▶ [YOUR OBJECTIVE]: The answer must be a single number: the count of lines in the listing that hold the string "JSON".

·····

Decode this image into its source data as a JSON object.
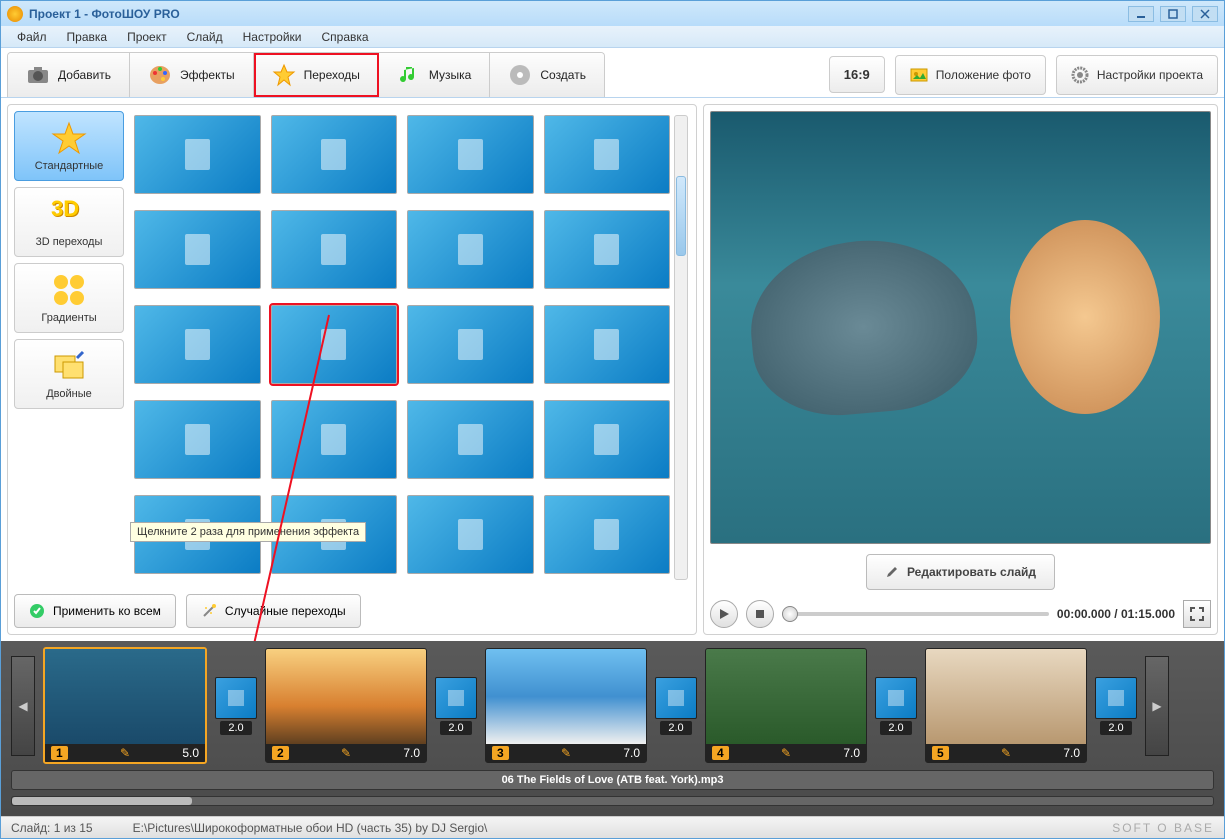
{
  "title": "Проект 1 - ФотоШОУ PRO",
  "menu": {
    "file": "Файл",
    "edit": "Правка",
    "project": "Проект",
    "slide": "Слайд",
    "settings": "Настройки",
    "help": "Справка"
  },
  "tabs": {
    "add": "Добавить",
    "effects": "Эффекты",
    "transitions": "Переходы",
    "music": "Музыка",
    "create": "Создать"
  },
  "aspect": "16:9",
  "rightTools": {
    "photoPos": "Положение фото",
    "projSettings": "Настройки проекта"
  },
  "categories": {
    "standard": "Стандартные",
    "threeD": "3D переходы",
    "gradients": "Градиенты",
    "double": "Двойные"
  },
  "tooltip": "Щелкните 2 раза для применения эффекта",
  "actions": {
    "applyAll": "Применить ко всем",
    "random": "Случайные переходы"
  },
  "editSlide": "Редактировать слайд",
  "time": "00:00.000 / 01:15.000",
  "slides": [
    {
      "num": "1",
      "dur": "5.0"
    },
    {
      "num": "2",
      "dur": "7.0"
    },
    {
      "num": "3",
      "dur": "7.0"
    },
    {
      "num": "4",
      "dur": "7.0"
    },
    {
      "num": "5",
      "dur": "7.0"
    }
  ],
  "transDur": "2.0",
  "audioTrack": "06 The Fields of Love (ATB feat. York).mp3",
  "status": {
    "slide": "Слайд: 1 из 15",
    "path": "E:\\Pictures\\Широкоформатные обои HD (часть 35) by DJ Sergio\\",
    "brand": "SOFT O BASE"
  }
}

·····

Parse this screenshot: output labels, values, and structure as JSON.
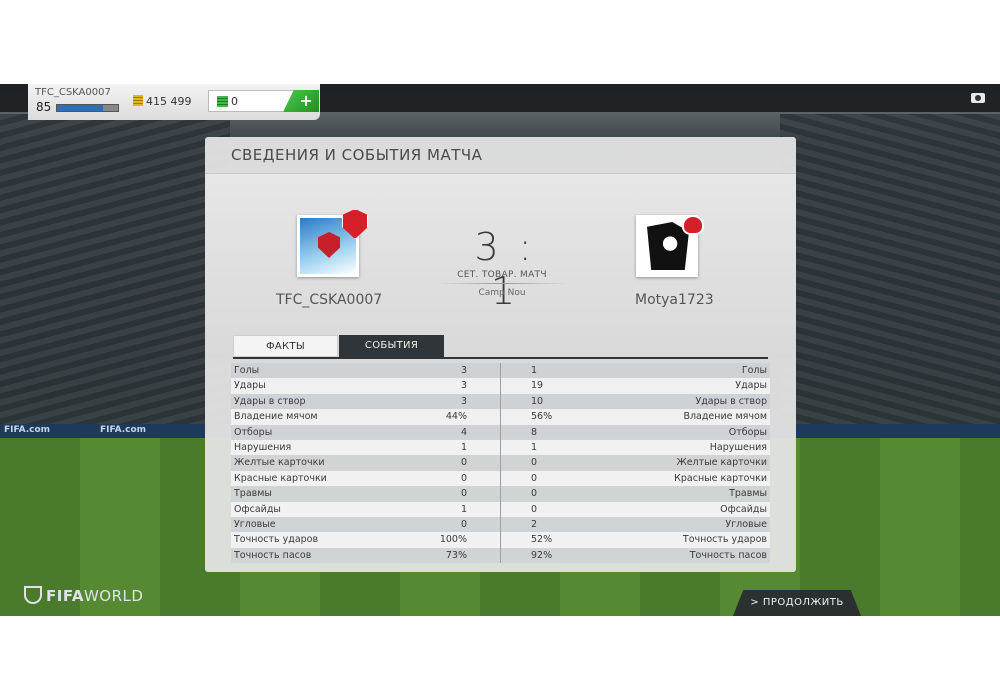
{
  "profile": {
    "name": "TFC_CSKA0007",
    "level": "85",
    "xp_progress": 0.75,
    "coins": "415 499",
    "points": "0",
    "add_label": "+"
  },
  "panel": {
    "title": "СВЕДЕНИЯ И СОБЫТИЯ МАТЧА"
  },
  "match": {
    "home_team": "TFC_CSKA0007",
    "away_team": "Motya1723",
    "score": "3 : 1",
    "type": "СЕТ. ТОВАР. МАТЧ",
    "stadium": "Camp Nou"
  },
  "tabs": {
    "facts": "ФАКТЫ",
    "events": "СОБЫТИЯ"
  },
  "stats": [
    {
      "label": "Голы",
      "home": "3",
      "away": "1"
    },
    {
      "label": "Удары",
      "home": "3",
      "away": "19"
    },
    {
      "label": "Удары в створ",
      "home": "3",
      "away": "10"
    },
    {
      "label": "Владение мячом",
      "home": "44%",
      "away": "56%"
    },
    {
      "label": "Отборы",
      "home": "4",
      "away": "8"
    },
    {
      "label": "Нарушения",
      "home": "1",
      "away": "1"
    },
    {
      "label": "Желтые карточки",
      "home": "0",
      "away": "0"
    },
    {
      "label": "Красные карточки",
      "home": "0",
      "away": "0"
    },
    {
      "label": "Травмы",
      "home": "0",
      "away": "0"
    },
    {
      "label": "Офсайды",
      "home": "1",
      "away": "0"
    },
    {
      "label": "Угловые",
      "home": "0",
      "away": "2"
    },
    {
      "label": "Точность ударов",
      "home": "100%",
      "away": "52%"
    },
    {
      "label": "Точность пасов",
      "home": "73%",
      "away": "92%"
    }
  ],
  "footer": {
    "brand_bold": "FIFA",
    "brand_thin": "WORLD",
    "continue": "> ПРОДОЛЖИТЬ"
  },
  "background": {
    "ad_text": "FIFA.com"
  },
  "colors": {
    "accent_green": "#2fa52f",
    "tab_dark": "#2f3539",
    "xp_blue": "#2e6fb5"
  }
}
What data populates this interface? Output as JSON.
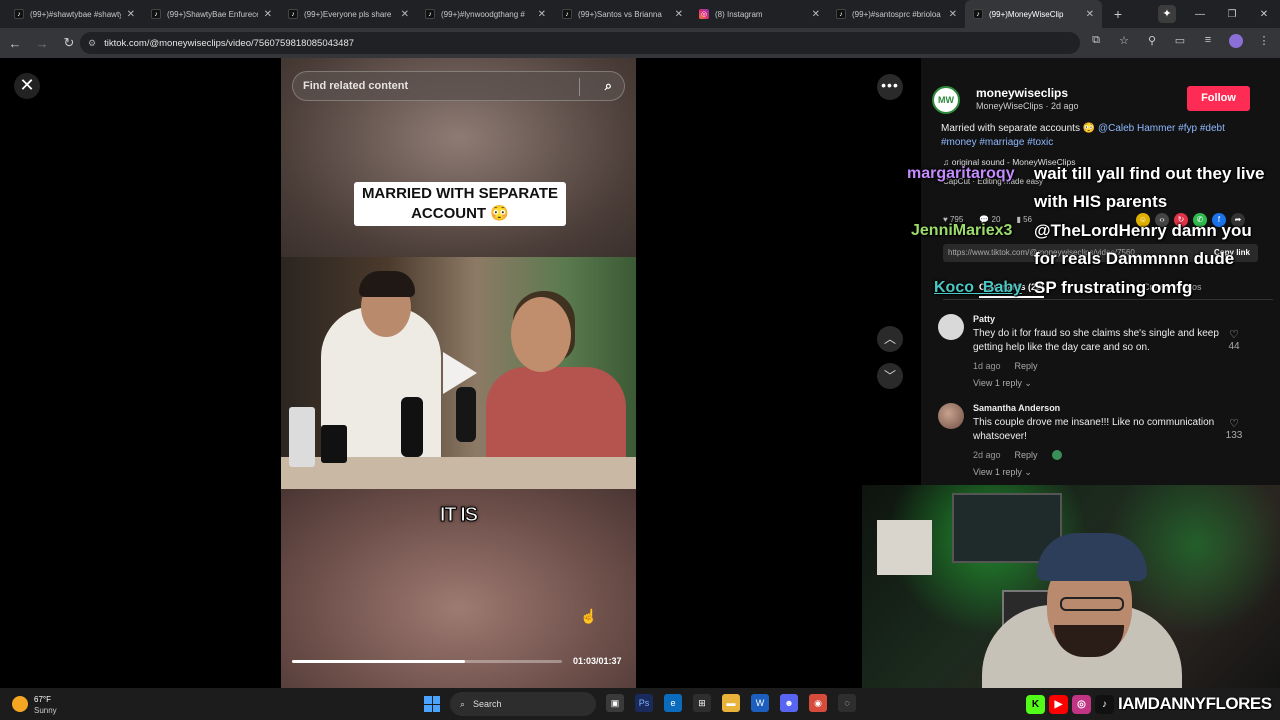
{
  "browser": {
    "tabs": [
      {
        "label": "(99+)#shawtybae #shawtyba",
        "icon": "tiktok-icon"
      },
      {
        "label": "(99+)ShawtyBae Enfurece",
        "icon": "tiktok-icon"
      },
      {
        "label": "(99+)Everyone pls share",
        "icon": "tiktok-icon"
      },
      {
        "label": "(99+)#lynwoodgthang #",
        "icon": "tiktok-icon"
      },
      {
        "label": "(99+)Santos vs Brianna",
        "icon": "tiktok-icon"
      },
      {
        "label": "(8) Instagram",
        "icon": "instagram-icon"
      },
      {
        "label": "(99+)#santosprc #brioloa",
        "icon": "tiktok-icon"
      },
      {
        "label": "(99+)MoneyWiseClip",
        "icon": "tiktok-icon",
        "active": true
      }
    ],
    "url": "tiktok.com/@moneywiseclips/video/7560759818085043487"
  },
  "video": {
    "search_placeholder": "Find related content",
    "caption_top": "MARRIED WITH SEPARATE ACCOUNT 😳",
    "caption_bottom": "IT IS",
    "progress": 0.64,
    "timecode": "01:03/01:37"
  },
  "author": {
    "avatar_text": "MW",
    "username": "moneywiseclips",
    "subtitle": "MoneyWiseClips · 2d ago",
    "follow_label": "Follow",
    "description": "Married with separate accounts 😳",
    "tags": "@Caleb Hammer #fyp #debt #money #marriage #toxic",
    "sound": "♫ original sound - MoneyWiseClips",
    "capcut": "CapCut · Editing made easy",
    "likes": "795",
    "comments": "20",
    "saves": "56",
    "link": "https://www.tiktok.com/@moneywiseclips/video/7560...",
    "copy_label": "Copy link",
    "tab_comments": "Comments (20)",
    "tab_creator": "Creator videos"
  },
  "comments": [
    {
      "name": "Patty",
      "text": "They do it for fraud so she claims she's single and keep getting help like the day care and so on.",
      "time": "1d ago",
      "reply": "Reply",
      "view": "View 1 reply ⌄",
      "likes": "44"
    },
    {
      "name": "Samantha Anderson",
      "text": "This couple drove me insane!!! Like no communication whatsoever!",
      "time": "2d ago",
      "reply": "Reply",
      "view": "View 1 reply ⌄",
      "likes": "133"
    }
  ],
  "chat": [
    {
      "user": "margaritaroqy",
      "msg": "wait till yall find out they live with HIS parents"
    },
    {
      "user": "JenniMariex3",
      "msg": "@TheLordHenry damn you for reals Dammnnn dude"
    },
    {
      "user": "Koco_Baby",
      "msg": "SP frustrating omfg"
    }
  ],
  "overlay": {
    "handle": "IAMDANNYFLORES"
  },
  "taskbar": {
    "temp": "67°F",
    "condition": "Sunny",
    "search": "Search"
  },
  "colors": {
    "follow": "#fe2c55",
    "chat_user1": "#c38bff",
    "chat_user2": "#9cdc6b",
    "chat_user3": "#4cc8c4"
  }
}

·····

▶ [WRITTEN ANSWER]: 3